PROBLEM DESCRIPTION: An exact copy of every entry is needed, without any of the pictures.

DATA FOR THIS EXERCISE:
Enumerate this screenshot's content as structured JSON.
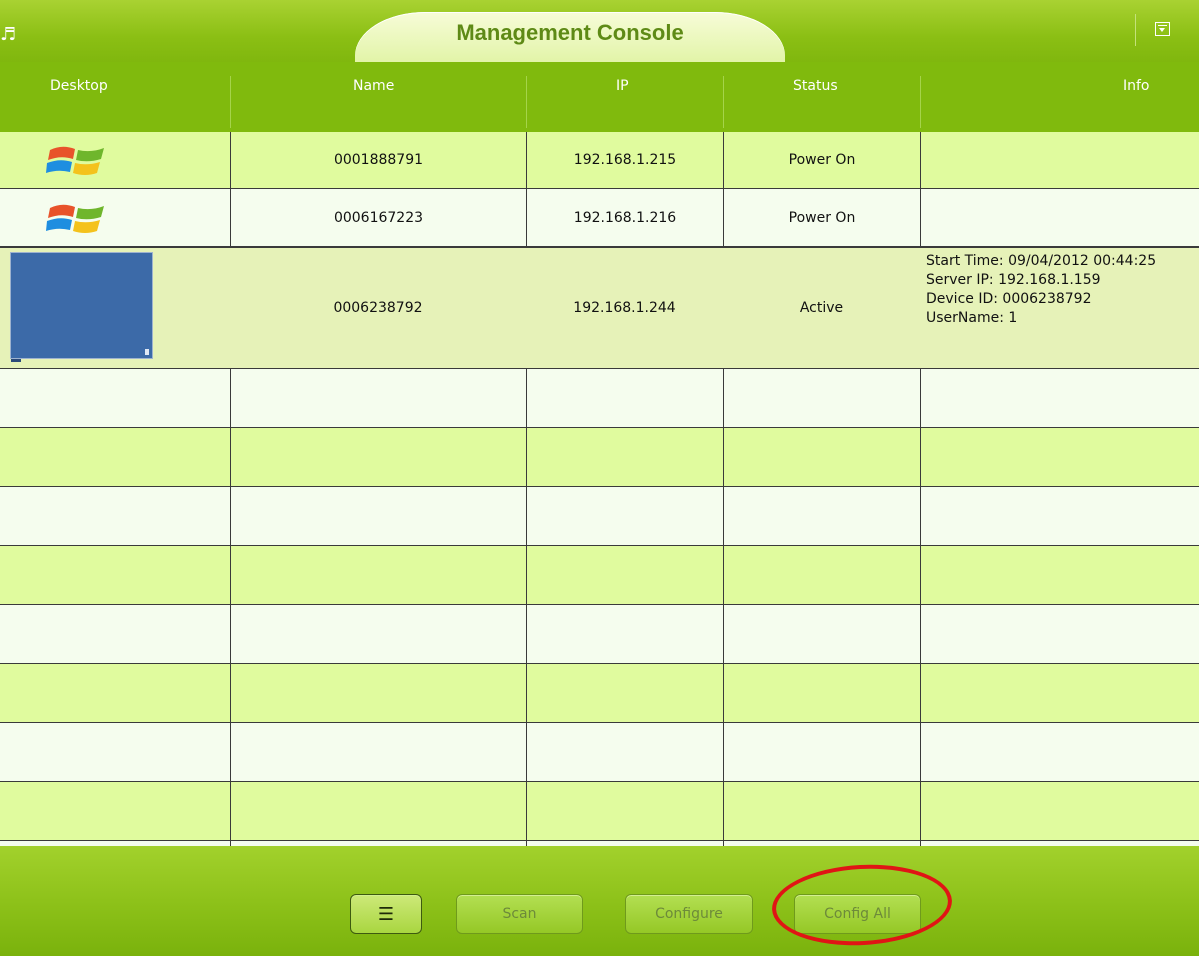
{
  "app": {
    "title": "Management Console"
  },
  "columns": [
    "Desktop",
    "Name",
    "IP",
    "Status",
    "Info"
  ],
  "rows": [
    {
      "desktop": "windows-logo-icon",
      "name": "0001888791",
      "ip": "192.168.1.215",
      "status": "Power On",
      "info": []
    },
    {
      "desktop": "windows-logo-icon",
      "name": "0006167223",
      "ip": "192.168.1.216",
      "status": "Power On",
      "info": []
    },
    {
      "desktop": "desktop-thumbnail",
      "name": "0006238792",
      "ip": "192.168.1.244",
      "status": "Active",
      "info": [
        "Start Time: 09/04/2012 00:44:25",
        "Server IP: 192.168.1.159",
        "Device ID: 0006238792",
        "UserName: 1"
      ]
    }
  ],
  "empty_row_count": 9,
  "footer": {
    "list_icon": "list-icon",
    "scan_label": "Scan",
    "configure_label": "Configure",
    "config_all_label": "Config All"
  },
  "colors": {
    "header_green": "#80ba0d",
    "row_light_green": "#e0fb9e",
    "row_white": "#f5fdee",
    "annotation_red": "#e01515",
    "thumbnail_blue": "#3c6aa8"
  }
}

ANSWER SECTION:
Enumerate this screenshot's content as structured JSON.
{
  "app": {
    "title": "Management Console"
  },
  "columns": [
    "Desktop",
    "Name",
    "IP",
    "Status",
    "Info"
  ],
  "rows": [
    {
      "desktop": "windows-logo-icon",
      "name": "0001888791",
      "ip": "192.168.1.215",
      "status": "Power On",
      "info": []
    },
    {
      "desktop": "windows-logo-icon",
      "name": "0006167223",
      "ip": "192.168.1.216",
      "status": "Power On",
      "info": []
    },
    {
      "desktop": "desktop-thumbnail",
      "name": "0006238792",
      "ip": "192.168.1.244",
      "status": "Active",
      "info": [
        "Start Time: 09/04/2012 00:44:25",
        "Server IP: 192.168.1.159",
        "Device ID: 0006238792",
        "UserName: 1"
      ]
    }
  ],
  "empty_row_count": 9,
  "footer": {
    "list_icon": "list-icon",
    "scan_label": "Scan",
    "configure_label": "Configure",
    "config_all_label": "Config All"
  },
  "colors": {
    "header_green": "#80ba0d",
    "row_light_green": "#e0fb9e",
    "row_white": "#f5fdee",
    "annotation_red": "#e01515",
    "thumbnail_blue": "#3c6aa8"
  }
}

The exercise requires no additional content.